A boy in West Berlin has clambered to the top of a pile of bricks to look through a hole in the wall, perhaps hoping for a glimpse of friends and family. This child, born since the end of World War II, cannot understand the political cause of his plight. He looks more curious than frightened, but he is small and insignificant in his street clothes, facing the wall of brick and...rows of barbed wire. He is surrounded by a wasteland of wire fencing, concrete and weeds left clear for a second, parallel fence to be built on the East German side. The area between the fences, known as the "death strip," offered clear fields of fire for guards on the wall. Balancing precariously on a tower of bricks, the boy grasps a strand of wire as he leans forward to see through the wall. The skies are overcast, and in the distance the shadows of factory buildings and a tall smokestack seem to suggest a grim future. Budnik printed this photograph in soft, grainy tones that support the mood of the image and approximate the coarse surfaces of concrete and mortar. Confronting the baffling political and physical barriers before him, this German boy metaphorically gazes into an uncertain life during the Cold War.
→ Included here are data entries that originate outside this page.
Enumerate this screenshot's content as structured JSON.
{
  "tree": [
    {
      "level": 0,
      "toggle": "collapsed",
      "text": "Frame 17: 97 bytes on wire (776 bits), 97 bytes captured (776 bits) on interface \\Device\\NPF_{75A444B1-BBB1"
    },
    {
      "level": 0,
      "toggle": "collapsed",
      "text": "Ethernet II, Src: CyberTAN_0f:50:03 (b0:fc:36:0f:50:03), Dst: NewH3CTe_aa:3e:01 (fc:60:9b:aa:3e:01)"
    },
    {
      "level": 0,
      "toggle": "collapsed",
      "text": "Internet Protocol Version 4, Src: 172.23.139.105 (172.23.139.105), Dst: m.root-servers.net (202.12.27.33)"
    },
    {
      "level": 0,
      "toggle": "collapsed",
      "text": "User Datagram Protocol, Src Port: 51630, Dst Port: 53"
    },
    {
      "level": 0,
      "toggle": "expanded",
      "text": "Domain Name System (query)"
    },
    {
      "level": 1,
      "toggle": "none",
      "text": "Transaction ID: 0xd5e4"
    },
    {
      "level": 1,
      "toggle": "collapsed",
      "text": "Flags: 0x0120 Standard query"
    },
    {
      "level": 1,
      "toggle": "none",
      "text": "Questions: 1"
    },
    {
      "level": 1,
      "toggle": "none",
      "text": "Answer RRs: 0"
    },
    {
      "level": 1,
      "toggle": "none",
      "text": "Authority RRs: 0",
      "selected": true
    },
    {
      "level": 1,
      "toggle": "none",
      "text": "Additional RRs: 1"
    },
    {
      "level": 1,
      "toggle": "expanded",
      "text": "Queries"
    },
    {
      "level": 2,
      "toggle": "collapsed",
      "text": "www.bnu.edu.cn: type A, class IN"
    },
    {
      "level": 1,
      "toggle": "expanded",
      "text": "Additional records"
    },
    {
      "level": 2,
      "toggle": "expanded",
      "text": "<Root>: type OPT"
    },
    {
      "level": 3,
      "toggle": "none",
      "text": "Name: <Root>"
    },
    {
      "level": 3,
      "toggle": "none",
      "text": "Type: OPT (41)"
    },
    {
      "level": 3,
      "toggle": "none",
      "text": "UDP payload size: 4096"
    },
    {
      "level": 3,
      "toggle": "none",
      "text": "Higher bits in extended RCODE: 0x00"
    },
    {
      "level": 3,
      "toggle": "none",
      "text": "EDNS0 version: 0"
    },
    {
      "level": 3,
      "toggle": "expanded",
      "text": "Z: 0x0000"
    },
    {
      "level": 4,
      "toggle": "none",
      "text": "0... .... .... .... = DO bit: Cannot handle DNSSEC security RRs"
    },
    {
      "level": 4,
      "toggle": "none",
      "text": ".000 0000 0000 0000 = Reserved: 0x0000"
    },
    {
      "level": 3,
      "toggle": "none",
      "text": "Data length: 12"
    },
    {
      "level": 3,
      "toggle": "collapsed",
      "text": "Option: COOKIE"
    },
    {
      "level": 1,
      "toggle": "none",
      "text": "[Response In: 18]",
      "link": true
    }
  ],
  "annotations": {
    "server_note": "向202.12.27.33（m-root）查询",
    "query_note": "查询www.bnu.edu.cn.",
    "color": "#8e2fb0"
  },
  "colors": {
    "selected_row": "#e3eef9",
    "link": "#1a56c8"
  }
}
from Acton, A History of Photography at the University of Notre Dame: Twentieth Century (Notre Dame, 2019)